Students at a primary school in Pingli county, Shaanxi province, practice wushu during the summer vacation. (Photo: Xinhua)
Upon the signal of the judge, a girl dressed in black with a broadsword in her hand suddenly appeared, changing her movements quickly with the dazzling glint of the sword, which emitted a soft whistle as it sliced through the air.
Zhao Yan, 17, won two gold medals in long boxing and blade play at a regional martial arts championship for teenagers held recently in Ningxia Hui autonomous region, Northwest China.
Chinese martial arts, also known as kung fu or wushu, boasts a history of over 3,000 years, but used to be popular only among China's middle-aged and elderly population.
In recent years, however, it has increased in popularity among younger generations, thanks to a rise in competitions, access to free lessons during school holidays, and greater government support.
In January, the International Olympic Committee confirmed that wushu would make its debut as an official sport at the 2022 Dakar Youth Olympic Games.
"It's exciting news for martial arts lovers, because it's a good chance to raise awareness of this wonderful sport, and we hope it features at the summer Olympic Games one day," says Wang Liang, chief range officer of the Ningxia championship.
"More teenagers are engaged in martial arts competitions nowadays, and their competitiveness is improving daily," adds Wang.
In the Ningxia championship, the category for children aged between 7 and 12 years old accounted for 60 percent of all competitors.

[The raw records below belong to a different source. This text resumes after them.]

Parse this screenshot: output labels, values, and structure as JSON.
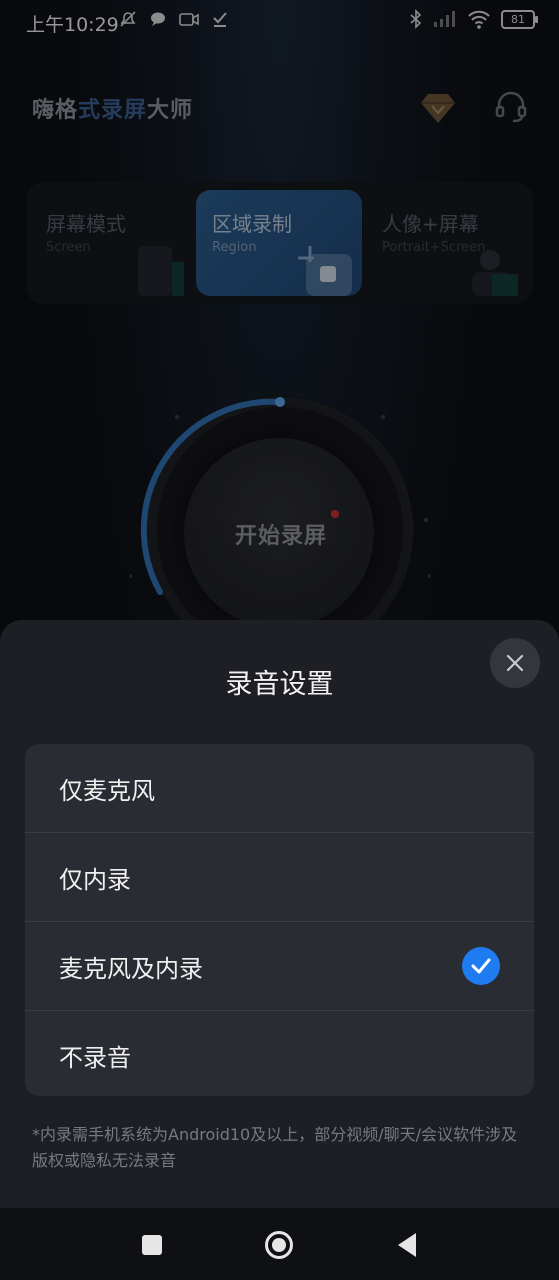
{
  "status_bar": {
    "time": "上午10:29",
    "battery": "81",
    "icons_left": [
      "mute-icon",
      "chat-icon",
      "video-icon",
      "check-download-icon"
    ],
    "icons_right": [
      "bluetooth-icon",
      "signal-icon",
      "wifi-icon",
      "battery-icon"
    ]
  },
  "app": {
    "title_part1": "嗨格",
    "title_part2": "式",
    "title_part3": "录屏",
    "title_part4": "大师",
    "modes": [
      {
        "label": "屏幕模式",
        "sub": "Screen"
      },
      {
        "label": "区域录制",
        "sub": "Region",
        "selected": true
      },
      {
        "label": "人像+屏幕",
        "sub": "Portrait+Screen"
      }
    ],
    "record_button": "开始录屏"
  },
  "sheet": {
    "title": "录音设置",
    "options": [
      {
        "label": "仅麦克风",
        "checked": false
      },
      {
        "label": "仅内录",
        "checked": false
      },
      {
        "label": "麦克风及内录",
        "checked": true
      },
      {
        "label": "不录音",
        "checked": false
      }
    ],
    "note": "*内录需手机系统为Android10及以上，部分视频/聊天/会议软件涉及版权或隐私无法录音"
  },
  "colors": {
    "accent": "#1f7bf0",
    "sheet_bg": "#1d1f24",
    "option_bg": "#2a2c33",
    "region_card": "#2b5a8a"
  }
}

In another martial arts championship for people of all ages held in Ningxia in early August, junior competitors accounted for 90 percent of the 497 entrants.
Nowadays, in addition to senior citizens practicing tai chi, a slow-speed martial art, groups of teens can also be seen learning kung fu from young masters in Yinchuan, capital city of Ningxia.
Additionally, more girls are engaged in martial arts training, and female competitors for this year's Ningxia championships are up by 100 compared with last year, according to Xu Fuyu, deputy secretary general of the Ningxia Martial Arts Association.
Born in Yinchuan, at the age of 11, Zhao Yan was sent by her parents to Henan province, where there is a strong tradition of teaching kung fu. During her two years in Henan, she lived with other apprentices and learned to take care of herself.
"Every day of martial arts training was so fantastic that I even forgot to eat on several occasions," Zhao says, adding that practicing martial arts has endowed her with independence, confidence and optimism.
Nowadays, Zhao studies at a sports college in Ningxia majoring in martial arts, and her enthusiasm for this traditional Chinese sport makes every day's hard workout enjoyable.
"I will seize the moment and try my best in every event. My goal is to enter university with my talent in martial arts, and I'm confident in myself," says Zhao.
Being a referee for some 20 years, Wang has noticed some positive trends, including an increase in younger martial arts judges and coaches, and a rise in the standard of martial arts lessons. Facilities have also evolved, improving the safety and efficiency of matches.
"In recent years, the number of martial arts gyms has grown like mushrooms after the rain," Xu observes.
Thanks to the influence of Bruce Lee, kung fu films and other factors, over 120 million people across the world are engaged in martial arts, an ancient sport containing Chinese cultural connotations like virtue and ceremony that is of both ornamental and competitive value.